■ What this task involves
With pictures removed, output every record below exactly as written.

----------------

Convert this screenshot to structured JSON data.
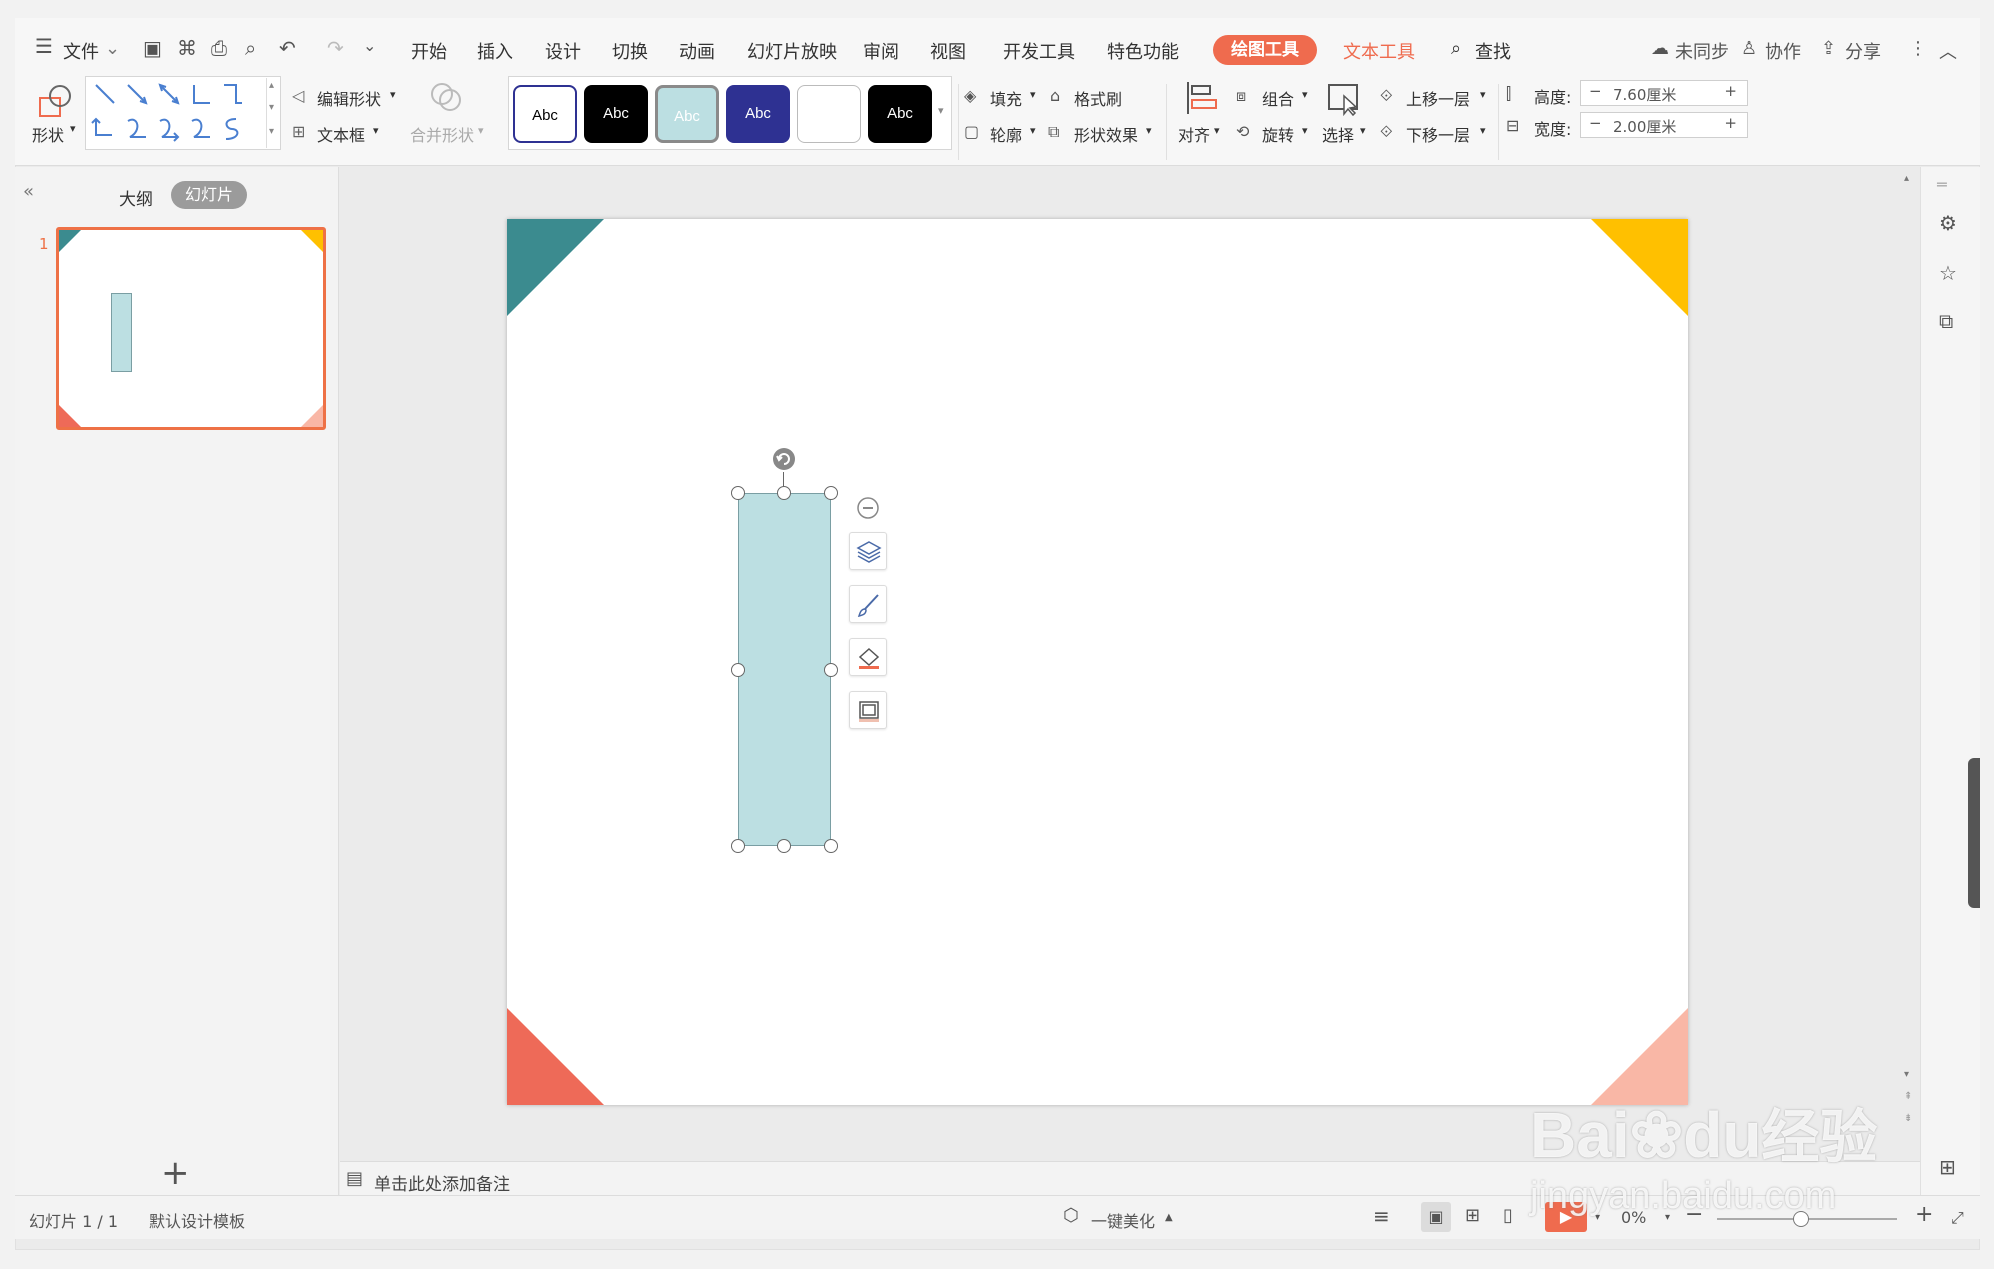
{
  "menu": {
    "file": "文件",
    "tabs": [
      "开始",
      "插入",
      "设计",
      "切换",
      "动画",
      "幻灯片放映",
      "审阅",
      "视图",
      "开发工具",
      "特色功能"
    ],
    "active_tab": "绘图工具",
    "text_tool_tab": "文本工具",
    "search": "查找",
    "sync": "未同步",
    "collab": "协作",
    "share": "分享"
  },
  "ribbon": {
    "shape": "形状",
    "edit_shape": "编辑形状",
    "text_box": "文本框",
    "merge_shape": "合并形状",
    "style_labels": [
      "Abc",
      "Abc",
      "Abc",
      "Abc",
      "",
      "Abc"
    ],
    "fill": "填充",
    "format_painter": "格式刷",
    "outline": "轮廓",
    "shape_effect": "形状效果",
    "align": "对齐",
    "group": "组合",
    "rotate": "旋转",
    "select": "选择",
    "bring_forward": "上移一层",
    "send_backward": "下移一层",
    "height_label": "高度:",
    "height_value": "7.60厘米",
    "width_label": "宽度:",
    "width_value": "2.00厘米"
  },
  "left_pane": {
    "outline_tab": "大纲",
    "slides_tab": "幻灯片",
    "slide_number": "1"
  },
  "notes_placeholder": "单击此处添加备注",
  "status": {
    "slide_counter": "幻灯片 1 / 1",
    "template": "默认设计模板",
    "beautify": "一键美化",
    "zoom": "0%"
  },
  "watermark": {
    "brand": "Bai",
    "brand2": "du",
    "cn": "经验",
    "url": "jingyan.baidu.com"
  },
  "colors": {
    "teal": "#3b8b8f",
    "yellow": "#ffc000",
    "coral": "#ee6a58",
    "peach": "#f9b7a6",
    "shape_fill": "#bcdfe2",
    "accent": "#ef6b4e"
  }
}
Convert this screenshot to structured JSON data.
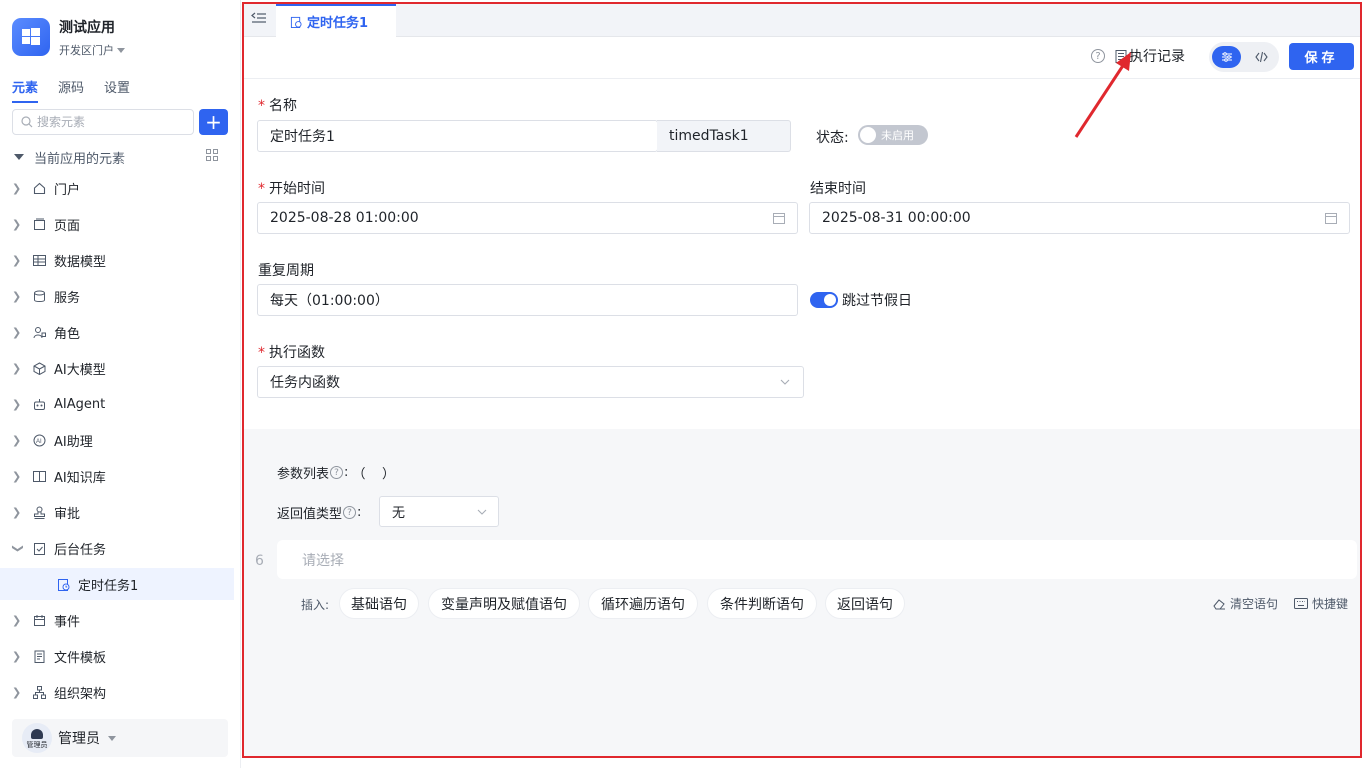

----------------

■ Result of the exercise
Convert this screenshot to structured JSON data.
{
  "menu": {
    "file": "文件",
    "tabs": [
      "开始",
      "插入",
      "设计",
      "切换",
      "动画",
      "幻灯片放映",
      "审阅",
      "视图",
      "开发工具",
      "特色功能"
    ],
    "active_tab": "绘图工具",
    "text_tool_tab": "文本工具",
    "search": "查找",
    "sync": "未同步",
    "collab": "协作",
    "share": "分享"
  },
  "ribbon": {
    "shape": "形状",
    "edit_shape": "编辑形状",
    "text_box": "文本框",
    "merge_shape": "合并形状",
    "style_labels": [
      "Abc",
      "Abc",
      "Abc",
      "Abc",
      "",
      "Abc"
    ],
    "fill": "填充",
    "format_painter": "格式刷",
    "outline": "轮廓",
    "shape_effect": "形状效果",
    "align": "对齐",
    "group": "组合",
    "rotate": "旋转",
    "select": "选择",
    "bring_forward": "上移一层",
    "send_backward": "下移一层",
    "height_label": "高度:",
    "height_value": "7.60厘米",
    "width_label": "宽度:",
    "width_value": "2.00厘米"
  },
  "left_pane": {
    "outline_tab": "大纲",
    "slides_tab": "幻灯片",
    "slide_number": "1"
  },
  "notes_placeholder": "单击此处添加备注",
  "status": {
    "slide_counter": "幻灯片 1 / 1",
    "template": "默认设计模板",
    "beautify": "一键美化",
    "zoom": "0%"
  },
  "watermark": {
    "brand": "Bai",
    "brand2": "du",
    "cn": "经验",
    "url": "jingyan.baidu.com"
  },
  "colors": {
    "teal": "#3b8b8f",
    "yellow": "#ffc000",
    "coral": "#ee6a58",
    "peach": "#f9b7a6",
    "shape_fill": "#bcdfe2",
    "accent": "#ef6b4e"
  }
}
Convert this screenshot to structured JSON data.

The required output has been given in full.